A universe of beds, booze, and bonhomie, Brody House is a shabby-chic feast for the senses. Back in 2009, Peter Grundberg and William Clothier were hosting arty salons, eclectic dinner parties, and bohemian raves in their 19th-century aristocratic villa in the Hungarian capital. Today, they run Budapest’s coolest hotel, bringing together a community of artists, travellers, and storytellers. Set a former mansion in the heart of Józsefváros, Budapest’s “Palace Quarter”, Brody House blends in with the palazzos and winding side streets of the neighbourhood outside.
At Brody House, interior design and artistic chaos form an eclectic aesthetic. An ode to the Budapest art scene, each of the eight rooms is filled with the work of the room’s eponym, each a former artist-in-residence of Brody House. Every bedroom is a mix of rough-luxe wooden interiors, hand-made furniture from up-cycled materials, freestanding bathtubs, walk-in rain showers, and figurative art. Explore the select menu of the bar, which features seven Budapest-inspired cocktails.
Verging on the ridiculous, a stay at Brody House will get you an “I’m in bed with Brody” visa: a golden card that will open the doors to cultural and social events hosted at Brody House and its partner venues across Budapest, encompassing the rowdy, raucous, and refined.
— Explore the cultural calendar at The Studios, Brody House’s “bohemian wild child”. Spread across three floors, four bars, two private dining rooms, and its own courtyard, this vibrant cultural hub houses exhibitions, stand-up comedy shows, live music, DJ sets, and offers seasonal food and drinks. Come for the show, stay for the Hungarian wine.
— Detox from a heavy night out in Budapest at The Workshop. This multi-purpose venue hosts events that promote an eco-conscious urban lifestyle, including vegan cooking and sustainable fashion workshops. It also has a restaurant and bar serving an affordable lunch menu, with wholesome, locally-sourced food, craft beer and cocktails.

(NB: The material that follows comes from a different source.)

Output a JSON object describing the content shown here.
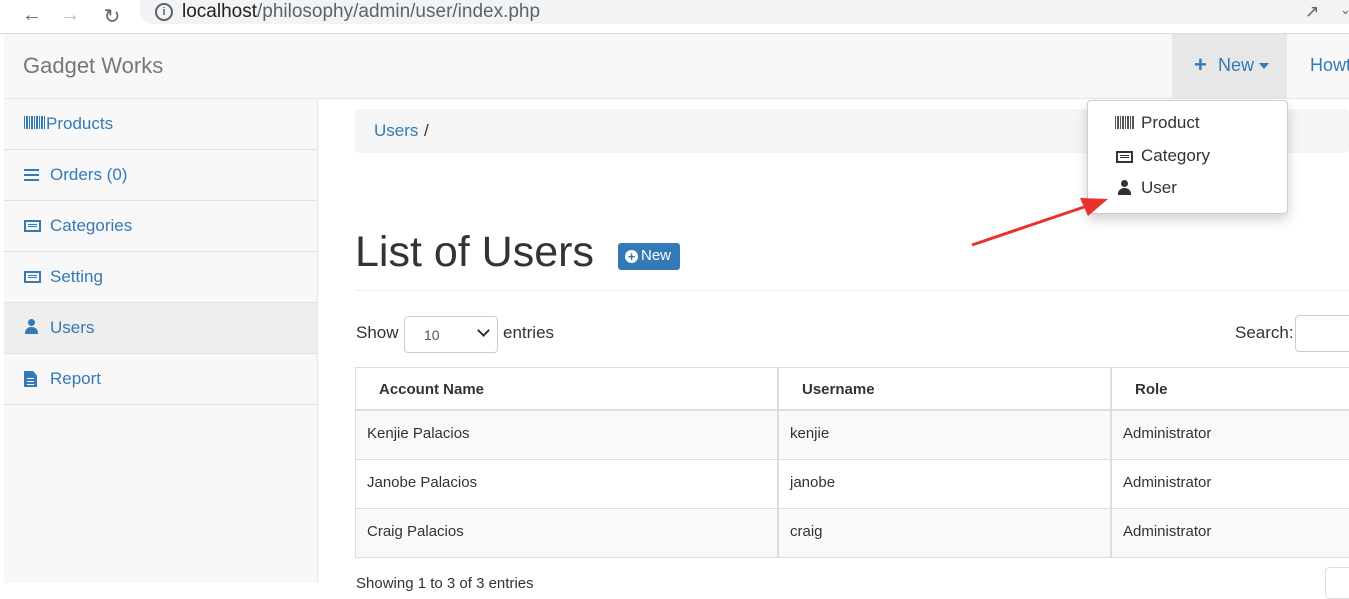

— Visit the House of Millennium, a newly-reopened cafe and restaurant in a neo-Renaissance building that dates back to 1885. With its gold-plated peacock sculptures, decorative metallic knick-knacks, and overlapping Art Nouveau patterns, the House of Millennium celebrates the opulence of Hungarian design from the turn of the 20th century. In addition to the cafe and restaurant, the building also features an interactive exhibition on the history of the building and the city park, and an outdoor rose garden.